The problem with self-care, and how to fix it

Self-care has become a hot word in what we could call “insta-therapy” and is often an excuse to sell indulgence as healing. Are videos of people using seven types of serum showing up in your scrolling, too? Self-care is an important concept, but it’s being twisted and used against people who need it. Overworked employees are told they just need a mental health day to overcome increasing demands. Women are told they need a glass of wine to reduce the burden of nurturing others. The already marginalized are told they need to own an oversized, overpriced re-useable mug to get enough water. These “solutions” prey on us when we are down and add the stress that we “should” be doing something more.

Ideally, self-care is a routine, and sustainable, not just something we do when we are completely overwhelmed. Give some thought to how you cope when things are rough. Do you procrastinate? Avoid others? Feel angry or resentful? Once you know this and make it explicit, you can recognize when these behaviours bubble up and what may be triggering them (what person, place, interaction, or thing). Next, spend some time brainstorming what really brings you a sense of warmth, care, and calm. There are three realms of living you can consider as a guide:

  • Physical
  • Emotional
  • Spiritual

Does the physical realm of food, exercise, and rest help, or do you require more emotional connection, quality time, or comfort from someone else? Maybe a good cry watching a sad movie melts away the tension, or a hug from a partner. Could a spiritual link such as a connection to nature, doing a meditation, attending a service, praying, or reading poetry lighten the weight on your shoulders? Write these down and look them over for a while. Which ones could be a part of your everyday that wouldn’t feel like too much extra? Like brushing your teeth, self-care could just be a part of your every day and doesn’t have to be a big deal.

Whether people are feeling anxious, frustrated, or hurt, ignoring these little parts of self-care is common and tied to a sense of needing to please others. Clients bring in a problem like a relationship conflict, a career challenge, or a big life change but when we get curious about what is underlying their need for support, most often we can pinpoint a lack of self-compassion.

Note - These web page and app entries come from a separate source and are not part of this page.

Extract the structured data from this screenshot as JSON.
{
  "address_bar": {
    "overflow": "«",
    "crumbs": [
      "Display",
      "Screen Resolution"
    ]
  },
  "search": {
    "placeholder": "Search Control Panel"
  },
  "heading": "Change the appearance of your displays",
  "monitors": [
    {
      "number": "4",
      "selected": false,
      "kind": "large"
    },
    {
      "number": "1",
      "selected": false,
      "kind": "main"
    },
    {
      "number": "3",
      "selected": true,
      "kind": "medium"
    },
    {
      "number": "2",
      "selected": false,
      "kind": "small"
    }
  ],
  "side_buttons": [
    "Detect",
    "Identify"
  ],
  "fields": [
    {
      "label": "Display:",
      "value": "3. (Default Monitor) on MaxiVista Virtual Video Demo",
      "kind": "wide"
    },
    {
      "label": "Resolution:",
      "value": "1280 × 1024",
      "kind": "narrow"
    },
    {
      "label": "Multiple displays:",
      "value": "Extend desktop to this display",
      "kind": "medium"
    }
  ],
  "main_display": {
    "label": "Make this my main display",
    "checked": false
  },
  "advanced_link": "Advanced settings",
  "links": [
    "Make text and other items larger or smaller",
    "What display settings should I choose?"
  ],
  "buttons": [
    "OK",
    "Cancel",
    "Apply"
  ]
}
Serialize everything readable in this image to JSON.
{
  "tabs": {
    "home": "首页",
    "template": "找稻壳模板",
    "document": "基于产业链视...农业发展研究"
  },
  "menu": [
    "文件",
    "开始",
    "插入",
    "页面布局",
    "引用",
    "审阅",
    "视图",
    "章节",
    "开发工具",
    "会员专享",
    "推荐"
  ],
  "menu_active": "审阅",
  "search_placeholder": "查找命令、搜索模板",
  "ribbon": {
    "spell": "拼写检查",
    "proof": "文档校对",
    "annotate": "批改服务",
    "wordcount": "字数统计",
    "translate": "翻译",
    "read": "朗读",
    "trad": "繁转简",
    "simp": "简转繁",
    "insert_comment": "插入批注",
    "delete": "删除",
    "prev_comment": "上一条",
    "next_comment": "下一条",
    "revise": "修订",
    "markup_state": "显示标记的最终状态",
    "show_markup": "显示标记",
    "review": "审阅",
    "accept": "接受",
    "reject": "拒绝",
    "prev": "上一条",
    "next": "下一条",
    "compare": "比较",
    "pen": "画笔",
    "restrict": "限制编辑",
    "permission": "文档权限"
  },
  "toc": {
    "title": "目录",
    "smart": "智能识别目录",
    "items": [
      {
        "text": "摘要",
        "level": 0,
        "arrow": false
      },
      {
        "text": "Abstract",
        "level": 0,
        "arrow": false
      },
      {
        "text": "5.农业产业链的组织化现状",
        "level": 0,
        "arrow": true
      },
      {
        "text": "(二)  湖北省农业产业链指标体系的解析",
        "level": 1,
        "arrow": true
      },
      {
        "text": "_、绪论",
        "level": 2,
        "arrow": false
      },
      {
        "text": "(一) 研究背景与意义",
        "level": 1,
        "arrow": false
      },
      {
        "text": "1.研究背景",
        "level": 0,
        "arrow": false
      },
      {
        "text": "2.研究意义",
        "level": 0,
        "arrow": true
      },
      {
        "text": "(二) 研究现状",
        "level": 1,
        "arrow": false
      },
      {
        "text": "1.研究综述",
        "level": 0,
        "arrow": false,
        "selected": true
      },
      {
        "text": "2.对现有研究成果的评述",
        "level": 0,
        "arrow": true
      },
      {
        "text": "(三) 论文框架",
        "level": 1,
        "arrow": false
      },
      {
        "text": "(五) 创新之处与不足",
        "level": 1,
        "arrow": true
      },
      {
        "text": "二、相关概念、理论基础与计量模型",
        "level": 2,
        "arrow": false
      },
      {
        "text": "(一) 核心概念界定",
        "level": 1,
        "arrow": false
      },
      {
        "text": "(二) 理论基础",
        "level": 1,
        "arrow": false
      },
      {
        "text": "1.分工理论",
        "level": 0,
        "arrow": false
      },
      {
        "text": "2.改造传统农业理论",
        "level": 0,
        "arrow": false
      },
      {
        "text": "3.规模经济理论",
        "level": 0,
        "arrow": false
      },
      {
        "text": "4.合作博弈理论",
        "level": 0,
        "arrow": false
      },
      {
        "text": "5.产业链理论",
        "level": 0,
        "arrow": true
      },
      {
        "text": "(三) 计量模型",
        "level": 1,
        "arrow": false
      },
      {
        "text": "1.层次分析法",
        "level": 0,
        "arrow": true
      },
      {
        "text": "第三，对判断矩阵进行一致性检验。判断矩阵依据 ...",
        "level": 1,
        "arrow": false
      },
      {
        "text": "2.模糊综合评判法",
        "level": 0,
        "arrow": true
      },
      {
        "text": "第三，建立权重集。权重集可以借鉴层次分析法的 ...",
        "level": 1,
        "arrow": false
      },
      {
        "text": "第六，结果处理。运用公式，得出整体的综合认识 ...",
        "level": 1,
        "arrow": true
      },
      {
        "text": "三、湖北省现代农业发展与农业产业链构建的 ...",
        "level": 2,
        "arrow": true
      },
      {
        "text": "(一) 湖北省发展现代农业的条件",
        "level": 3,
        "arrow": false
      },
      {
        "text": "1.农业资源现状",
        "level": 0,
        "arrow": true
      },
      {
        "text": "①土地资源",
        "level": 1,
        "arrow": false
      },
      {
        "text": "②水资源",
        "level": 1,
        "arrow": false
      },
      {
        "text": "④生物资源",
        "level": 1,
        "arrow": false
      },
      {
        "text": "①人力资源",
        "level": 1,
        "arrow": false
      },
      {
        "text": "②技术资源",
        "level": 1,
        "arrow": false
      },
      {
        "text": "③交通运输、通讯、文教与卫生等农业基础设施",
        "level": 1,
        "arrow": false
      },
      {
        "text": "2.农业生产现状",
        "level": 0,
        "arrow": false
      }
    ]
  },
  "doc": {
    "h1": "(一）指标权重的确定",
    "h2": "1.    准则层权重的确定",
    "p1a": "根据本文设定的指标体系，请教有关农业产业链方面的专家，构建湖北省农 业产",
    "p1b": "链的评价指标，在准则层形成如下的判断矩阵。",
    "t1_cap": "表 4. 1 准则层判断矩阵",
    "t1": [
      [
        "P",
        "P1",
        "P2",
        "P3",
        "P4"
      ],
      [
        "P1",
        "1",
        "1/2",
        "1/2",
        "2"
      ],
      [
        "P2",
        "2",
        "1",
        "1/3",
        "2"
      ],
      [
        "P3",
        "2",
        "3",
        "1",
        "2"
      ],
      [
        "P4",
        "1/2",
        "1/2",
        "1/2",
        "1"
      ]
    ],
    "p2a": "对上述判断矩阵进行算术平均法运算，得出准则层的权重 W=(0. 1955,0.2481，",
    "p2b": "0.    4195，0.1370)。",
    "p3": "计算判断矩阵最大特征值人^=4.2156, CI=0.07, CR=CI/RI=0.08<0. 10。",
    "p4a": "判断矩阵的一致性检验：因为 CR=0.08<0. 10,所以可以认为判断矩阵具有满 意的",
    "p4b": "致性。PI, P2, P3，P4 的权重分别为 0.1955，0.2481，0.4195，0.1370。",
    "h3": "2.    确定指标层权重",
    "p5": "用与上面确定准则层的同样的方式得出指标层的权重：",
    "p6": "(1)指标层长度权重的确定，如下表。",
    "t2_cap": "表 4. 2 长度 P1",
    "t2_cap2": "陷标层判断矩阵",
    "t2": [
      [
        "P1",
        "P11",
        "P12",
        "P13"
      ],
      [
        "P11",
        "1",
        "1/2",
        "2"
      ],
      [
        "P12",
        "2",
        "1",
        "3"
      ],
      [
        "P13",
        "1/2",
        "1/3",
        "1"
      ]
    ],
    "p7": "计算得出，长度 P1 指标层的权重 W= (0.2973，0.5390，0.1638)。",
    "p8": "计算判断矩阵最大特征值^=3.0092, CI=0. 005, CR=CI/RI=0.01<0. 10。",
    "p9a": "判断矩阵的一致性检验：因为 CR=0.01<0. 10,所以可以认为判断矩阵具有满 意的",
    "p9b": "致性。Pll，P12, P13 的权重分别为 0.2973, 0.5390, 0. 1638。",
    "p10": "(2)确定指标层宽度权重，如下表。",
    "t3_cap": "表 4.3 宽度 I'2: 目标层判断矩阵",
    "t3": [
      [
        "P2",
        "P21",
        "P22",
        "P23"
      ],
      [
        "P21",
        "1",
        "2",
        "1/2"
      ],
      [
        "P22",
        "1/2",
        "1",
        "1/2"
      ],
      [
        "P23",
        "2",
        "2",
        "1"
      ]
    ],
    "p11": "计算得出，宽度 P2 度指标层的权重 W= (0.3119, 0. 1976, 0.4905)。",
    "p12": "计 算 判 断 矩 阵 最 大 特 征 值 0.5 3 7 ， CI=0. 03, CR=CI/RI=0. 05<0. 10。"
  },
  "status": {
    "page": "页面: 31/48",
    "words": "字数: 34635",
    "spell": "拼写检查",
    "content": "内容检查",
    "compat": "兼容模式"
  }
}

They forgive others easily, but not themselves. They see others’ mistakes as part of a human experience- just a natural part of living- but their own mean they are not worthy of love. Learning and practicing compassion for who you are and what you need? This is the truest form of “self-care” and the most effective change you can make when a spa day won’t cut it.

When you feel the pressure building, remind yourself that you are part of a bigger human experience. People all over the world are making mistakes, forgetting their needs, and feeling lost. Ask yourself this question and ask it often: “What do I want?”. Do your connections with others, your work, and your decisions align with your needs? Check in with yourself while you take that hot bath, and seek support when you can’t find the love you need to give yourself. We are here to help you.

Specialties

We specialize in a variety of neurodiversity, behavioural, anxiety, attention, learning, social, and emotional problems. We also provide family support through parent coaching, counselling, and reunification.